## What this task involves:
Exactly as written, return the entries below, minus any pictures.

## Interface dataset entries:
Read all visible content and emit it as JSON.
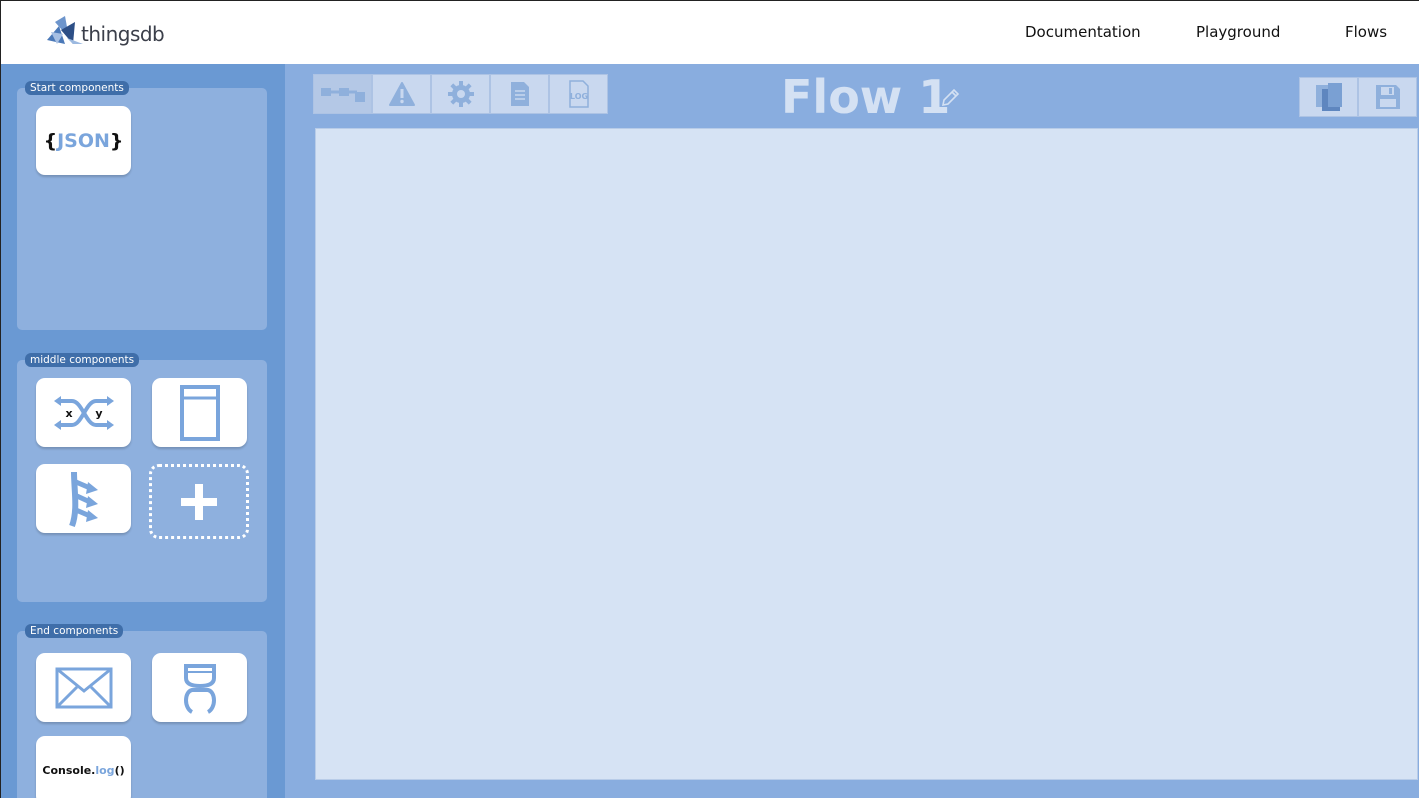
{
  "header": {
    "logo_text": "thingsdb",
    "nav": [
      {
        "label": "Documentation"
      },
      {
        "label": "Playground"
      },
      {
        "label": "Flows"
      }
    ]
  },
  "sidebar": {
    "start": {
      "title": "Start components",
      "items": [
        {
          "name": "json",
          "icon": "json-icon",
          "brace_open": "{",
          "word": "JSON",
          "brace_close": "}"
        }
      ]
    },
    "middle": {
      "title": "middle components",
      "items": [
        {
          "name": "map",
          "icon": "xy-swap-icon",
          "x": "x",
          "y": "y"
        },
        {
          "name": "storage",
          "icon": "panel-icon"
        },
        {
          "name": "split",
          "icon": "split-arrows-icon"
        },
        {
          "name": "add",
          "icon": "plus-icon"
        }
      ]
    },
    "end": {
      "title": "End components",
      "items": [
        {
          "name": "mail",
          "icon": "envelope-icon"
        },
        {
          "name": "bot",
          "icon": "robot-icon"
        },
        {
          "name": "console",
          "icon": "console-icon",
          "prefix": "Console.",
          "suffix": "log",
          "parens": "()"
        }
      ]
    }
  },
  "main": {
    "flow_title": "Flow 1",
    "toolbar": [
      {
        "icon": "flow-diagram-icon",
        "active": true
      },
      {
        "icon": "warning-icon"
      },
      {
        "icon": "gear-icon"
      },
      {
        "icon": "document-icon"
      },
      {
        "icon": "log-file-icon",
        "label": "LOG"
      }
    ],
    "right_tools": [
      {
        "icon": "copy-icon"
      },
      {
        "icon": "save-icon"
      }
    ]
  },
  "colors": {
    "sidebar_bg": "#6a99d3",
    "panel_bg": "#8eb0de",
    "main_bg": "#89addf",
    "canvas_bg": "#d6e3f4",
    "accent": "#7aa5dc",
    "tag_bg": "#3f6ea9"
  }
}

## Response:
Read all visible content and emit it as JSON.
{
  "header": {
    "logo_text": "thingsdb",
    "nav": [
      {
        "label": "Documentation"
      },
      {
        "label": "Playground"
      },
      {
        "label": "Flows"
      }
    ]
  },
  "sidebar": {
    "start": {
      "title": "Start components",
      "items": [
        {
          "name": "json",
          "icon": "json-icon",
          "brace_open": "{",
          "word": "JSON",
          "brace_close": "}"
        }
      ]
    },
    "middle": {
      "title": "middle components",
      "items": [
        {
          "name": "map",
          "icon": "xy-swap-icon",
          "x": "x",
          "y": "y"
        },
        {
          "name": "storage",
          "icon": "panel-icon"
        },
        {
          "name": "split",
          "icon": "split-arrows-icon"
        },
        {
          "name": "add",
          "icon": "plus-icon"
        }
      ]
    },
    "end": {
      "title": "End components",
      "items": [
        {
          "name": "mail",
          "icon": "envelope-icon"
        },
        {
          "name": "bot",
          "icon": "robot-icon"
        },
        {
          "name": "console",
          "icon": "console-icon",
          "prefix": "Console.",
          "suffix": "log",
          "parens": "()"
        }
      ]
    }
  },
  "main": {
    "flow_title": "Flow 1",
    "toolbar": [
      {
        "icon": "flow-diagram-icon",
        "active": true
      },
      {
        "icon": "warning-icon"
      },
      {
        "icon": "gear-icon"
      },
      {
        "icon": "document-icon"
      },
      {
        "icon": "log-file-icon",
        "label": "LOG"
      }
    ],
    "right_tools": [
      {
        "icon": "copy-icon"
      },
      {
        "icon": "save-icon"
      }
    ]
  },
  "colors": {
    "sidebar_bg": "#6a99d3",
    "panel_bg": "#8eb0de",
    "main_bg": "#89addf",
    "canvas_bg": "#d6e3f4",
    "accent": "#7aa5dc",
    "tag_bg": "#3f6ea9"
  }
}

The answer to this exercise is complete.